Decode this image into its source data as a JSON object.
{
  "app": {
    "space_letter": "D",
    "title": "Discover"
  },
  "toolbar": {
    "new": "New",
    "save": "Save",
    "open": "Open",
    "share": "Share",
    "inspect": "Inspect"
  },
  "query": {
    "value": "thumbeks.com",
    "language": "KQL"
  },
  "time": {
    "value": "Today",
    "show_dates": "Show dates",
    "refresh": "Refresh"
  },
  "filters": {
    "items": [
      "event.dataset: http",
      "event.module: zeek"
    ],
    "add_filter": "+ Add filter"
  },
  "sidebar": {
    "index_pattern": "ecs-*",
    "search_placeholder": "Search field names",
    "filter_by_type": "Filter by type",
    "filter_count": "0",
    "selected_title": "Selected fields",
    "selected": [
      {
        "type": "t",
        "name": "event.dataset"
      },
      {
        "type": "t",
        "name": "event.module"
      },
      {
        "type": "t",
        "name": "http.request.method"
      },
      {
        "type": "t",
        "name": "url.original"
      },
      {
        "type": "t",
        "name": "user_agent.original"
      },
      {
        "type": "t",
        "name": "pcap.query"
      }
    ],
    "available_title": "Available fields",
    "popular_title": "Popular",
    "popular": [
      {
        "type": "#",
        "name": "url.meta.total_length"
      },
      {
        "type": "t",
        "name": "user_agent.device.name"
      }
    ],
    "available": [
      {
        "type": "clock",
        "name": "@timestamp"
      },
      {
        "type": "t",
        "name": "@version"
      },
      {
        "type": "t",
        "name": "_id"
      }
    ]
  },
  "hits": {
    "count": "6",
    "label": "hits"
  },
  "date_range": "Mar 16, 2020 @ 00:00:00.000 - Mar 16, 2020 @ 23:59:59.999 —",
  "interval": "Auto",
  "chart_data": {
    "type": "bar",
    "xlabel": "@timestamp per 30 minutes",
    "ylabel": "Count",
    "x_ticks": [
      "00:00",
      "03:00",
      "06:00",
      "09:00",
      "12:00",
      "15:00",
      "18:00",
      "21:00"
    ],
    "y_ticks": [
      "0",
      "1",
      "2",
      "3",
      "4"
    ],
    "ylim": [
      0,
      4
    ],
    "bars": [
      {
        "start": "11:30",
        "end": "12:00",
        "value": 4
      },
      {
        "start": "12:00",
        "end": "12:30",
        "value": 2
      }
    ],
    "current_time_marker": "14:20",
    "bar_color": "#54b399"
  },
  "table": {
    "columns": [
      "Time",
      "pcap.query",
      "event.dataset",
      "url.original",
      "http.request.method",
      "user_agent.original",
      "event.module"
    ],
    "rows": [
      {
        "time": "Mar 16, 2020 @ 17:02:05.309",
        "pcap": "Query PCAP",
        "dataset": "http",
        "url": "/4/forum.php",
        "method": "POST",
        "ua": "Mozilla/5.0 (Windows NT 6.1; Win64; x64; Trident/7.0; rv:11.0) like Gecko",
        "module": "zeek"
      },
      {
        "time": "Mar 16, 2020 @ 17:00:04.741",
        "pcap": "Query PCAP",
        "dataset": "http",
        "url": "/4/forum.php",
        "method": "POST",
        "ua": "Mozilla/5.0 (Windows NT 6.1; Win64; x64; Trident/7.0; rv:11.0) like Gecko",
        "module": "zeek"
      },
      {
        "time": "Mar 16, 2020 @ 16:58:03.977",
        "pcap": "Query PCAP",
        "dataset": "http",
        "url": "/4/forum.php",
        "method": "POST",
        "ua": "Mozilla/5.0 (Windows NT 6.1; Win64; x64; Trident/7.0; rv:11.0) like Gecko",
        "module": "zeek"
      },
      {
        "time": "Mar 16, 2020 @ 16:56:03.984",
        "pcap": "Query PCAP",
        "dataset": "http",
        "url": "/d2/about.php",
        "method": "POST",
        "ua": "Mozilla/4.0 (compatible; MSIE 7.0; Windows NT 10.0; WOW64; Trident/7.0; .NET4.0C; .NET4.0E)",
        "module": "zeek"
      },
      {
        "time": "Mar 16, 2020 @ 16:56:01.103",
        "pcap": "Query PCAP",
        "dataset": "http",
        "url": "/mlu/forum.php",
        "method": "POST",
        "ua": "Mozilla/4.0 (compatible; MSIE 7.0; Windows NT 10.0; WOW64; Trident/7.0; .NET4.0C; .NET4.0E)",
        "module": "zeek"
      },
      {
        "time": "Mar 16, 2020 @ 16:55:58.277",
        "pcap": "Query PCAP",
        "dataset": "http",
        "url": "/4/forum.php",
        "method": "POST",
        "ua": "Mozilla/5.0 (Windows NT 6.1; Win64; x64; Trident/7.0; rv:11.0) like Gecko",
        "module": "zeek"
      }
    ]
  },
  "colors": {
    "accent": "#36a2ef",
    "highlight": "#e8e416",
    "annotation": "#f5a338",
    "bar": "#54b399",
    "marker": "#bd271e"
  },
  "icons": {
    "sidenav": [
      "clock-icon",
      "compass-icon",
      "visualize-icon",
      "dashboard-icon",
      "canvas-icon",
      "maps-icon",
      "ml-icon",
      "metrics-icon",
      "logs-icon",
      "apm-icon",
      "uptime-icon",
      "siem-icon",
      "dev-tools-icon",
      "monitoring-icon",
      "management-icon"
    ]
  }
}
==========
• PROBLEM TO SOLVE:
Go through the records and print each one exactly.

• SOLUTION TO THIS EXERCISE:
Decode this image into its source data as a JSON object.
{
  "app": {
    "space_letter": "D",
    "title": "Discover"
  },
  "toolbar": {
    "new": "New",
    "save": "Save",
    "open": "Open",
    "share": "Share",
    "inspect": "Inspect"
  },
  "query": {
    "value": "thumbeks.com",
    "language": "KQL"
  },
  "time": {
    "value": "Today",
    "show_dates": "Show dates",
    "refresh": "Refresh"
  },
  "filters": {
    "items": [
      "event.dataset: http",
      "event.module: zeek"
    ],
    "add_filter": "+ Add filter"
  },
  "sidebar": {
    "index_pattern": "ecs-*",
    "search_placeholder": "Search field names",
    "filter_by_type": "Filter by type",
    "filter_count": "0",
    "selected_title": "Selected fields",
    "selected": [
      {
        "type": "t",
        "name": "event.dataset"
      },
      {
        "type": "t",
        "name": "event.module"
      },
      {
        "type": "t",
        "name": "http.request.method"
      },
      {
        "type": "t",
        "name": "url.original"
      },
      {
        "type": "t",
        "name": "user_agent.original"
      },
      {
        "type": "t",
        "name": "pcap.query"
      }
    ],
    "available_title": "Available fields",
    "popular_title": "Popular",
    "popular": [
      {
        "type": "#",
        "name": "url.meta.total_length"
      },
      {
        "type": "t",
        "name": "user_agent.device.name"
      }
    ],
    "available": [
      {
        "type": "clock",
        "name": "@timestamp"
      },
      {
        "type": "t",
        "name": "@version"
      },
      {
        "type": "t",
        "name": "_id"
      }
    ]
  },
  "hits": {
    "count": "6",
    "label": "hits"
  },
  "date_range": "Mar 16, 2020 @ 00:00:00.000 - Mar 16, 2020 @ 23:59:59.999 —",
  "interval": "Auto",
  "chart_data": {
    "type": "bar",
    "xlabel": "@timestamp per 30 minutes",
    "ylabel": "Count",
    "x_ticks": [
      "00:00",
      "03:00",
      "06:00",
      "09:00",
      "12:00",
      "15:00",
      "18:00",
      "21:00"
    ],
    "y_ticks": [
      "0",
      "1",
      "2",
      "3",
      "4"
    ],
    "ylim": [
      0,
      4
    ],
    "bars": [
      {
        "start": "11:30",
        "end": "12:00",
        "value": 4
      },
      {
        "start": "12:00",
        "end": "12:30",
        "value": 2
      }
    ],
    "current_time_marker": "14:20",
    "bar_color": "#54b399"
  },
  "table": {
    "columns": [
      "Time",
      "pcap.query",
      "event.dataset",
      "url.original",
      "http.request.method",
      "user_agent.original",
      "event.module"
    ],
    "rows": [
      {
        "time": "Mar 16, 2020 @ 17:02:05.309",
        "pcap": "Query PCAP",
        "dataset": "http",
        "url": "/4/forum.php",
        "method": "POST",
        "ua": "Mozilla/5.0 (Windows NT 6.1; Win64; x64; Trident/7.0; rv:11.0) like Gecko",
        "module": "zeek"
      },
      {
        "time": "Mar 16, 2020 @ 17:00:04.741",
        "pcap": "Query PCAP",
        "dataset": "http",
        "url": "/4/forum.php",
        "method": "POST",
        "ua": "Mozilla/5.0 (Windows NT 6.1; Win64; x64; Trident/7.0; rv:11.0) like Gecko",
        "module": "zeek"
      },
      {
        "time": "Mar 16, 2020 @ 16:58:03.977",
        "pcap": "Query PCAP",
        "dataset": "http",
        "url": "/4/forum.php",
        "method": "POST",
        "ua": "Mozilla/5.0 (Windows NT 6.1; Win64; x64; Trident/7.0; rv:11.0) like Gecko",
        "module": "zeek"
      },
      {
        "time": "Mar 16, 2020 @ 16:56:03.984",
        "pcap": "Query PCAP",
        "dataset": "http",
        "url": "/d2/about.php",
        "method": "POST",
        "ua": "Mozilla/4.0 (compatible; MSIE 7.0; Windows NT 10.0; WOW64; Trident/7.0; .NET4.0C; .NET4.0E)",
        "module": "zeek"
      },
      {
        "time": "Mar 16, 2020 @ 16:56:01.103",
        "pcap": "Query PCAP",
        "dataset": "http",
        "url": "/mlu/forum.php",
        "method": "POST",
        "ua": "Mozilla/4.0 (compatible; MSIE 7.0; Windows NT 10.0; WOW64; Trident/7.0; .NET4.0C; .NET4.0E)",
        "module": "zeek"
      },
      {
        "time": "Mar 16, 2020 @ 16:55:58.277",
        "pcap": "Query PCAP",
        "dataset": "http",
        "url": "/4/forum.php",
        "method": "POST",
        "ua": "Mozilla/5.0 (Windows NT 6.1; Win64; x64; Trident/7.0; rv:11.0) like Gecko",
        "module": "zeek"
      }
    ]
  },
  "colors": {
    "accent": "#36a2ef",
    "highlight": "#e8e416",
    "annotation": "#f5a338",
    "bar": "#54b399",
    "marker": "#bd271e"
  },
  "icons": {
    "sidenav": [
      "clock-icon",
      "compass-icon",
      "visualize-icon",
      "dashboard-icon",
      "canvas-icon",
      "maps-icon",
      "ml-icon",
      "metrics-icon",
      "logs-icon",
      "apm-icon",
      "uptime-icon",
      "siem-icon",
      "dev-tools-icon",
      "monitoring-icon",
      "management-icon"
    ]
  }
}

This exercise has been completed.